§ Input for this task:
%%

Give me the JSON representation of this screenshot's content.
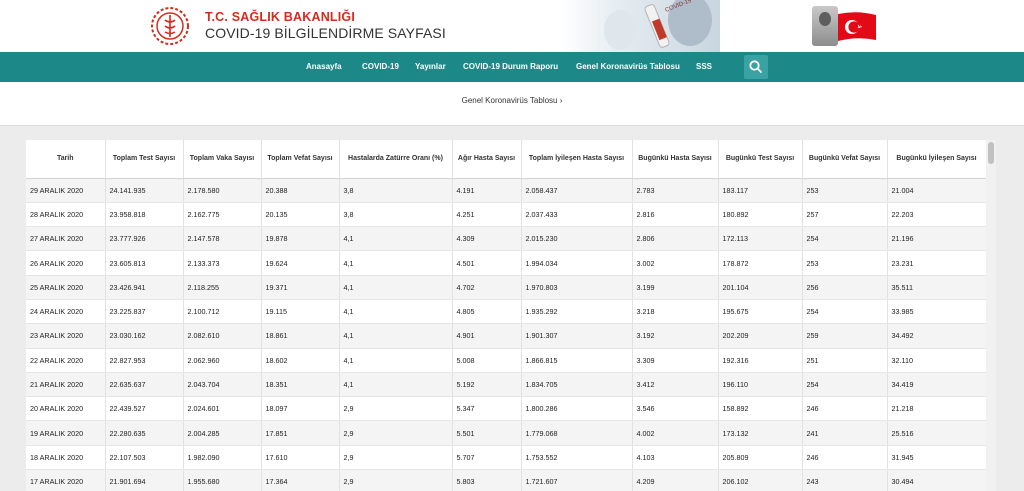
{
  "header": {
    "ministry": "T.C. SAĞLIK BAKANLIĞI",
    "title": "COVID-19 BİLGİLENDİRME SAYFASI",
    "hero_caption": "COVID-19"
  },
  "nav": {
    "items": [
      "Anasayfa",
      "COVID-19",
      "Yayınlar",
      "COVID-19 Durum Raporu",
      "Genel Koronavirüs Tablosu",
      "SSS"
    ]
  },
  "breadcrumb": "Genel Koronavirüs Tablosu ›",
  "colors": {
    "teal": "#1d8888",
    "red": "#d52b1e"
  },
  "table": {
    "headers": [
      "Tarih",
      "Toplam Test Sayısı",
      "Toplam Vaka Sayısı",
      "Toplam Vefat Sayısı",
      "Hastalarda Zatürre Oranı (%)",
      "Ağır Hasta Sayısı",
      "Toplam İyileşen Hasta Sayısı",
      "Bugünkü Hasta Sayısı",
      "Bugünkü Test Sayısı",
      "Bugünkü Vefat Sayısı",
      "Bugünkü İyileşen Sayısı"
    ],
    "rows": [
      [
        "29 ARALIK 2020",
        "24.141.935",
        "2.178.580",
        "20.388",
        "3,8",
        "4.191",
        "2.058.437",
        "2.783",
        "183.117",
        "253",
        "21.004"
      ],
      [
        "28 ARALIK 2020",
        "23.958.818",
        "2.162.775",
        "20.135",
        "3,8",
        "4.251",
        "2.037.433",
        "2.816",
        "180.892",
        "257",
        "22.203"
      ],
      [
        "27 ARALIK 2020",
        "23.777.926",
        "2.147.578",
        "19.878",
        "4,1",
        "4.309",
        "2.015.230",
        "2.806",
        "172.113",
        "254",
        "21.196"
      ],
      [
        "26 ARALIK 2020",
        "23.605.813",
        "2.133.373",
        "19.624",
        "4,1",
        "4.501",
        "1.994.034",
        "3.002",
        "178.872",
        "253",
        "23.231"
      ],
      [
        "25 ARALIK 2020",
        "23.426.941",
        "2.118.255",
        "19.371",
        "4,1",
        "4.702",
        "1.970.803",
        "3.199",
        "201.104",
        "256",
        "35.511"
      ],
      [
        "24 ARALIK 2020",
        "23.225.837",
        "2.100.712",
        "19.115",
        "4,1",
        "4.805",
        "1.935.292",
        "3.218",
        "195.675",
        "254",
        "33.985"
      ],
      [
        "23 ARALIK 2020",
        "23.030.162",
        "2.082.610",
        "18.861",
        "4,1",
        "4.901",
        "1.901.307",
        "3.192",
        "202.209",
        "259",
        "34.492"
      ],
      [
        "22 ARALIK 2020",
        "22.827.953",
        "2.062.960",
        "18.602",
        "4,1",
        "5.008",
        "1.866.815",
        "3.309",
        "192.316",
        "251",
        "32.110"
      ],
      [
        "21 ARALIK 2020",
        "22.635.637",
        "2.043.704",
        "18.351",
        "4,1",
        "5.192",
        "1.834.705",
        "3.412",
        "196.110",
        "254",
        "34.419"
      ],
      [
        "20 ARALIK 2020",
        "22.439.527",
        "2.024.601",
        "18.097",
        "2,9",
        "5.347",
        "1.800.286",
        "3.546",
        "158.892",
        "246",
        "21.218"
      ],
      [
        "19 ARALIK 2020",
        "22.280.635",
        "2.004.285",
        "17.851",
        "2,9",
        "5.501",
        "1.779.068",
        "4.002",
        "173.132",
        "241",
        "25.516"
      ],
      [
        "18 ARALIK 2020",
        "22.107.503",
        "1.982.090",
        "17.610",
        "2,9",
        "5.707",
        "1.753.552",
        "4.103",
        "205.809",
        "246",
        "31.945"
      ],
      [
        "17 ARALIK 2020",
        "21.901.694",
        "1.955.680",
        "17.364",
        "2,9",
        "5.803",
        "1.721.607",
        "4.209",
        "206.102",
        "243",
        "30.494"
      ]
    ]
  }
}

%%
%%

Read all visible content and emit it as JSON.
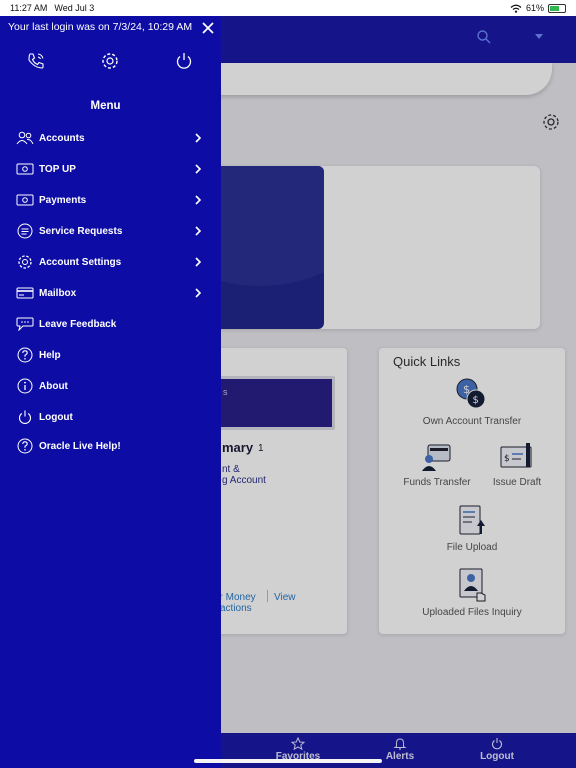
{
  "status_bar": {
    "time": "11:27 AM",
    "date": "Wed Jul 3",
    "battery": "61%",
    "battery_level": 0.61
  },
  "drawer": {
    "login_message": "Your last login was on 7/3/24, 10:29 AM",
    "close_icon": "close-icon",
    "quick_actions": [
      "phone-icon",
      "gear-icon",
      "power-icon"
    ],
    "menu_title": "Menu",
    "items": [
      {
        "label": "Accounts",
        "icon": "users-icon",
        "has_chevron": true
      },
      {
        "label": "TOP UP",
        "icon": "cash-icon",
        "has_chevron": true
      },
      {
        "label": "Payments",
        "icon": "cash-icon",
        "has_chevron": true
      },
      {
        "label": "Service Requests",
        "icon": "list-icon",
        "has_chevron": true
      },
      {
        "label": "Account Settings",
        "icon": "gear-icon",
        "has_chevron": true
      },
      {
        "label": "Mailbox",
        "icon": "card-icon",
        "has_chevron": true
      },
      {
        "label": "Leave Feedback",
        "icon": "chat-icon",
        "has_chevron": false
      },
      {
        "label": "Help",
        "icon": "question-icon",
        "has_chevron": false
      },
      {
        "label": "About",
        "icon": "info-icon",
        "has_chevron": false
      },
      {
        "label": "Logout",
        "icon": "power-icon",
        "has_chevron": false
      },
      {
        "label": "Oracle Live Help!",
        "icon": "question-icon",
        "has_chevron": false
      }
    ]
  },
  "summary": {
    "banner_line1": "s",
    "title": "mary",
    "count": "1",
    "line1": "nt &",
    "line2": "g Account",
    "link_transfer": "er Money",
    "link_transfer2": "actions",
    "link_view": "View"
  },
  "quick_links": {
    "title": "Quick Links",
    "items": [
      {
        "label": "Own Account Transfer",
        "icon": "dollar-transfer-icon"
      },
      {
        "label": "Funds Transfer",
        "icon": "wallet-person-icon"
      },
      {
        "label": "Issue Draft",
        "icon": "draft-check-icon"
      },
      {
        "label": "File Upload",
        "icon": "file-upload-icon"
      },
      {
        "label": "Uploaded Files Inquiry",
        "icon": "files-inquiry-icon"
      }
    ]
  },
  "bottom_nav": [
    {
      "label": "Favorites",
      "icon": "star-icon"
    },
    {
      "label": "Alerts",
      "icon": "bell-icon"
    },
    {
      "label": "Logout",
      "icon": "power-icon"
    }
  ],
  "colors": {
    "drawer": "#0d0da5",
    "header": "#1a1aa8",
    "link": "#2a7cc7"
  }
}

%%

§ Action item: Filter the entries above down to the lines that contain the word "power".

§ Answer box:
      "power-icon"
        "icon": "power-icon",
      "icon": "power-icon"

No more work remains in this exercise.